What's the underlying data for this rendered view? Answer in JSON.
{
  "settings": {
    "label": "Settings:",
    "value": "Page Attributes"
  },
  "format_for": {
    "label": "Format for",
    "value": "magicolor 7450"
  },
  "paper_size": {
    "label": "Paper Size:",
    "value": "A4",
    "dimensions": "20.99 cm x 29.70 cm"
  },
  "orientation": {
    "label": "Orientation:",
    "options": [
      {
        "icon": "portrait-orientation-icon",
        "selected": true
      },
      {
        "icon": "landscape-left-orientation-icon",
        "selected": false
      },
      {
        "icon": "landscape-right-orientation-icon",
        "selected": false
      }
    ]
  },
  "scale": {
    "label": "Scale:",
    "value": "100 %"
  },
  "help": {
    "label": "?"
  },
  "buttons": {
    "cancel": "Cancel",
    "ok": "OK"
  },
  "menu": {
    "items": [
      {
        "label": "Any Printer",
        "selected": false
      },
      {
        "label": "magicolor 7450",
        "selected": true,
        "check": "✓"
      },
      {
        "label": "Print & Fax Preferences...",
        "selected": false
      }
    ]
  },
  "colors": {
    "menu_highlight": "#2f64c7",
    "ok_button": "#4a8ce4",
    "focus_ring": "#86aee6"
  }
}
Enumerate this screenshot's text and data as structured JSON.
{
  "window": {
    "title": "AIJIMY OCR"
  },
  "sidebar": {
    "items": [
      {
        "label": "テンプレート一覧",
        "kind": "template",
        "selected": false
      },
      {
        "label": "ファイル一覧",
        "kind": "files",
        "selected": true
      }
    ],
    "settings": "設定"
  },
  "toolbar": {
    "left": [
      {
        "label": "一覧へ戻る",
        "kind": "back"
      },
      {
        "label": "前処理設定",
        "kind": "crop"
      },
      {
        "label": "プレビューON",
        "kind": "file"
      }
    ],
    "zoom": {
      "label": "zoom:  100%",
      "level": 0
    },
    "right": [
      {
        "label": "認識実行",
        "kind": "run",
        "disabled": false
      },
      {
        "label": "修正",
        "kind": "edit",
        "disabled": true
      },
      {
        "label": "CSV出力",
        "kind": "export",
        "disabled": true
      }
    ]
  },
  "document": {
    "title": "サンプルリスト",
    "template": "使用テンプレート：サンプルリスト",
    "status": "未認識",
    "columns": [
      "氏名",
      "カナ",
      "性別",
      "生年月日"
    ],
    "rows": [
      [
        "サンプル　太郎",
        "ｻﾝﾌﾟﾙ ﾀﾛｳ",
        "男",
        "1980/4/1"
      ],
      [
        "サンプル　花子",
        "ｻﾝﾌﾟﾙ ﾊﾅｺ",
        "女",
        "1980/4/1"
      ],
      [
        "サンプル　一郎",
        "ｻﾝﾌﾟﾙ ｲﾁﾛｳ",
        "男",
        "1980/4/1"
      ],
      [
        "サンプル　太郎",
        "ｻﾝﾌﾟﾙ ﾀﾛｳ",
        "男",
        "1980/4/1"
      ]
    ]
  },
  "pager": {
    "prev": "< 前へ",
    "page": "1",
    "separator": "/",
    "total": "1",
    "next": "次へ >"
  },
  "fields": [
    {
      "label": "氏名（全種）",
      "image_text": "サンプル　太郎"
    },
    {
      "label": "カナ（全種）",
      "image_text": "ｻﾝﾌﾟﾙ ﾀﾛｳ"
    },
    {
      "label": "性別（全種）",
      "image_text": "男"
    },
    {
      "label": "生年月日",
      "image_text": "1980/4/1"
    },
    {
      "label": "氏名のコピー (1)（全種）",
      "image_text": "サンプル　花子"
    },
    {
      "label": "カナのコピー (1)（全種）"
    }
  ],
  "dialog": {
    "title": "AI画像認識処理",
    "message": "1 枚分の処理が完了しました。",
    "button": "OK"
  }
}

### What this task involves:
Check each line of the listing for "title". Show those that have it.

### Solution to this problem:
    "title": "AIJIMY OCR"
    "title": "サンプルリスト",
    "title": "AI画像認識処理",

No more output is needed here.